After an extremely long presentation of the 87th Academy Awards it’s obvious the show has lost its pizzazz. The glitz, glamour and glory that once offered exciting stories to movies lovers and moviegoers became a series of homogenized films about the same character in different plights, and then “Selma”. And with Neil Patrick Harris’ rough jokes in between awards, the show really had nothing going for it.
The Academy Awards flies or fails based on the host, and let’s face it: Neil Patrick Harris is not a comedian. Harris is a beloved actor, a talented performer and a gracious celebrity favorite. Everyone loves him, especially “How I Met Your Mother” fans. But he does a better job hosting the Tony’s compared to his attempts this year at the Oscars. It was unfortunate, and even though some of his jokes flew, there were no standout acts that made him a memorable Oscar host. Even though his edgy introductions threw some major shade at the Academy, his longstanding Oscars predictions skit turned into a summary that was ultimately rushed at the end along with all the important awards. But the show was thirty minutes longer this year. So how did that even happen?
Due to the lack of diversity in the nominations this year, notable snubs going to David Oyelowo and Ava DuVernay for their work in “Selma”, half of Twitter voiced their opinions with the #OscarsSoWhite movement. Over 90,000 tweets echoed opinions of why some felt left out of the award show by not seeing any people of colour in the actor and actresses categories. Some people went as far to boycott the Oscars to deprive the Academy viewership in rebuttal to their homogenized list of movies and people. Sadly, the only lick of diversity is seen in the big five awards was “Birdman’s” Director, now Academy Award Winner, Alejandro González Iñárritu. Ironically enough, one of the Oscar movies emphasizes progressiveness and dreams of diversity but over fifty years later there is still a diversity issue with the Academy.

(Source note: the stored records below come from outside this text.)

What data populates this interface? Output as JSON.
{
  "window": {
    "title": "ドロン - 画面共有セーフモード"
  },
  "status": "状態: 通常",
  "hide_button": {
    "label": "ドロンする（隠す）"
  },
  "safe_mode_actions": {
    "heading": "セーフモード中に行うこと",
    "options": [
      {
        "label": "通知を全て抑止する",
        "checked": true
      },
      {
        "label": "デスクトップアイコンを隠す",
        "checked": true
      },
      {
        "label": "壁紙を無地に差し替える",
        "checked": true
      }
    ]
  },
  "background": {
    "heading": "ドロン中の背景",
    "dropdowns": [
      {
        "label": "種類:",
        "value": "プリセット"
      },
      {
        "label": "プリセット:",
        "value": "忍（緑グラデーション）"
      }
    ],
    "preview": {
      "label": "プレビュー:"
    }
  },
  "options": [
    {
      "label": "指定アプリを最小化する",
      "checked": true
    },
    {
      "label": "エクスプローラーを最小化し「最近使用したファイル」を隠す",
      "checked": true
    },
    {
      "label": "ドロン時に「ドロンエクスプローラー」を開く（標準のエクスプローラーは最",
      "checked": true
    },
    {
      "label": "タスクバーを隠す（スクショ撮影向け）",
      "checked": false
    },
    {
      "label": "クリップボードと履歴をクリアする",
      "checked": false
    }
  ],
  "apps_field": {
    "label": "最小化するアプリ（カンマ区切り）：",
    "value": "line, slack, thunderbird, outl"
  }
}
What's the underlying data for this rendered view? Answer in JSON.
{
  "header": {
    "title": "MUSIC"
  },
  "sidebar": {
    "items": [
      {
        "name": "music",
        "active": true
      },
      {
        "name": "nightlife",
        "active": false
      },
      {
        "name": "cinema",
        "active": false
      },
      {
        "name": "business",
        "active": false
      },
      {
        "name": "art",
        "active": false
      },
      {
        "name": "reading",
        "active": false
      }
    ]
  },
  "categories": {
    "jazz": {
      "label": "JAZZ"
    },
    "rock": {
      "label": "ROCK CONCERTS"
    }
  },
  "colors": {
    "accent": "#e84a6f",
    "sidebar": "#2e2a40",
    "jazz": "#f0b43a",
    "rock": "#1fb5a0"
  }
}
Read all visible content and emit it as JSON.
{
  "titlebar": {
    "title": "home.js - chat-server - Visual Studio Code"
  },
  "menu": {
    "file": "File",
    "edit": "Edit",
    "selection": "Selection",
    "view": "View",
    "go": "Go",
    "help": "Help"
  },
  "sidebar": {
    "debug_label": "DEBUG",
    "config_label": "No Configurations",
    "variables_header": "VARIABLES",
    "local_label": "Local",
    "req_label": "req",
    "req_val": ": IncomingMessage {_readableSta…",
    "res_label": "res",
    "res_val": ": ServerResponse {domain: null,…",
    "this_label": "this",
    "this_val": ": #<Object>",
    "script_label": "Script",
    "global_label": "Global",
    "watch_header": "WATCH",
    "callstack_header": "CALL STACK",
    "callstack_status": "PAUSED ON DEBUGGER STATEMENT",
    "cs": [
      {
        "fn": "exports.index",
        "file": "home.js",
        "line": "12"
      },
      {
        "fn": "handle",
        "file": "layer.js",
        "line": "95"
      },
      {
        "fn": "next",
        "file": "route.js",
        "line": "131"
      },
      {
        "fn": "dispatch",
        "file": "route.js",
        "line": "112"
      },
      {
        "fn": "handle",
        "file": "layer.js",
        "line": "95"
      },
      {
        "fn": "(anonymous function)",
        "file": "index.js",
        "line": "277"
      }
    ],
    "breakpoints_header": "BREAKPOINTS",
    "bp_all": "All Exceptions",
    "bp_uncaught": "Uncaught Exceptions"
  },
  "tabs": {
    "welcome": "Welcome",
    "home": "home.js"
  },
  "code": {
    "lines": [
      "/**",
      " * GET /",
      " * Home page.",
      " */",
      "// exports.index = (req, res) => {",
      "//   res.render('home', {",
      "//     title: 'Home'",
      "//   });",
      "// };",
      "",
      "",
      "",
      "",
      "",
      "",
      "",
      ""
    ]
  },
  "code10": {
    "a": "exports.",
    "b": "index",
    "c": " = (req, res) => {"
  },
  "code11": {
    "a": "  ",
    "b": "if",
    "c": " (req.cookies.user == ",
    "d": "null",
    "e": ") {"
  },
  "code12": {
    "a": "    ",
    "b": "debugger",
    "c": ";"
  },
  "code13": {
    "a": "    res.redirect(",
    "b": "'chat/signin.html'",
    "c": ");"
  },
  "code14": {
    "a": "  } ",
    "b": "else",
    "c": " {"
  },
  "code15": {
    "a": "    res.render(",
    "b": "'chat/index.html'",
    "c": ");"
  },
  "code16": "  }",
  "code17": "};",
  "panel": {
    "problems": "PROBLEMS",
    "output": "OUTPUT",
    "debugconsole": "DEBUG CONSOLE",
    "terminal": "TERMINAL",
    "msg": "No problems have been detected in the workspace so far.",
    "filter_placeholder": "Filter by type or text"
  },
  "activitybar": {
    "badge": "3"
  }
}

Dr. King is probably rolling over in his grave.
However the Oscars are still the most established award show and acknowledge good movies, shout out to “Whiplash”, “Birdman,” and “Selma”. But the awards themselves have become trophies that affirm an actor’s career. So much that the mere nomination is used as bragging rights on upcoming movie trailers featuring the actor. The inexplicable award given to Julianne Moore for her performance in “Still Alice” proves this trophy-like mentality. Yes, Moore deserved an Oscar; there is no doubt about that. However her role as Alice was less than par compared to her other acclaimed acting performances. Everyone knew she would win for the sole purpose of solidifying her career, but the Academy could have given her the Oscar for her performance in “Maps to the Stars” and it would have been more understandable. “Still Alice” was not Moore’s best performance and even though she deserved that award, an Oscar shouldn’t be an award to verify one’s talents but rather recognize a talented performance.
The only thing pulling that painful three and a half hour show was the underdog spirit of “Birdman”. Richard Linklater was probably holding his head in his hands after every possible award for “Boyhood”, minus Best Supporting Actress, was taken by the undeniable brilliance behind “Birdman”. From the screenwriters to the director, the speeches and excitement mirrored the same excellence the film had, making it a perfect selection for Best Picture. Besides “Birdman’s” triumph and a few award speeches, this year’s Academy Awards weren’t anything special.